■ **Listed records**
"""
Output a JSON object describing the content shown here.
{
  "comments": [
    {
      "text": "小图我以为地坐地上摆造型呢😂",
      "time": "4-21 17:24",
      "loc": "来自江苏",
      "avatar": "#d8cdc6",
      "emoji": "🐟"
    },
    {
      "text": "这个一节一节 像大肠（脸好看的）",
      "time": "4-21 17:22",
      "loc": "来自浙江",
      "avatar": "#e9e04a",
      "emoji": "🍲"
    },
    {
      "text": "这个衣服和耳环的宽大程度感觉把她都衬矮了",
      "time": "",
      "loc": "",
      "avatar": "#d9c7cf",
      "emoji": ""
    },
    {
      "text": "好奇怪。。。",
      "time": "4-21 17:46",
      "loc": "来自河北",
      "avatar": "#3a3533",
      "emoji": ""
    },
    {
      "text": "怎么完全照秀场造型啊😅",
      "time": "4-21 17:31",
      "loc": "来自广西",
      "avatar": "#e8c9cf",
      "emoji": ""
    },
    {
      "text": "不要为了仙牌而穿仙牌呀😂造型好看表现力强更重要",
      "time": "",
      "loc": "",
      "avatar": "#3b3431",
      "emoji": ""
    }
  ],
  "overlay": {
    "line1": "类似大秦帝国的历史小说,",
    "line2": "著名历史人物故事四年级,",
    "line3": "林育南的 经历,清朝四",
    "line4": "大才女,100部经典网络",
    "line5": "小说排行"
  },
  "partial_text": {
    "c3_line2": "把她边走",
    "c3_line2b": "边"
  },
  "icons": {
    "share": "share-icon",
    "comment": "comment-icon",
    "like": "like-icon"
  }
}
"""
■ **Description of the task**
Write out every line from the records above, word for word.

■ **Final answer**
Output a JSON object describing the content shown here.
{
  "comments": [
    {
      "text": "小图我以为地坐地上摆造型呢😂",
      "time": "4-21 17:24",
      "loc": "来自江苏",
      "avatar": "#d8cdc6",
      "emoji": "🐟"
    },
    {
      "text": "这个一节一节 像大肠（脸好看的）",
      "time": "4-21 17:22",
      "loc": "来自浙江",
      "avatar": "#e9e04a",
      "emoji": "🍲"
    },
    {
      "text": "这个衣服和耳环的宽大程度感觉把她都衬矮了",
      "time": "",
      "loc": "",
      "avatar": "#d9c7cf",
      "emoji": ""
    },
    {
      "text": "好奇怪。。。",
      "time": "4-21 17:46",
      "loc": "来自河北",
      "avatar": "#3a3533",
      "emoji": ""
    },
    {
      "text": "怎么完全照秀场造型啊😅",
      "time": "4-21 17:31",
      "loc": "来自广西",
      "avatar": "#e8c9cf",
      "emoji": ""
    },
    {
      "text": "不要为了仙牌而穿仙牌呀😂造型好看表现力强更重要",
      "time": "",
      "loc": "",
      "avatar": "#3b3431",
      "emoji": ""
    }
  ],
  "overlay": {
    "line1": "类似大秦帝国的历史小说,",
    "line2": "著名历史人物故事四年级,",
    "line3": "林育南的 经历,清朝四",
    "line4": "大才女,100部经典网络",
    "line5": "小说排行"
  },
  "partial_text": {
    "c3_line2": "把她边走",
    "c3_line2b": "边"
  },
  "icons": {
    "share": "share-icon",
    "comment": "comment-icon",
    "like": "like-icon"
  }
}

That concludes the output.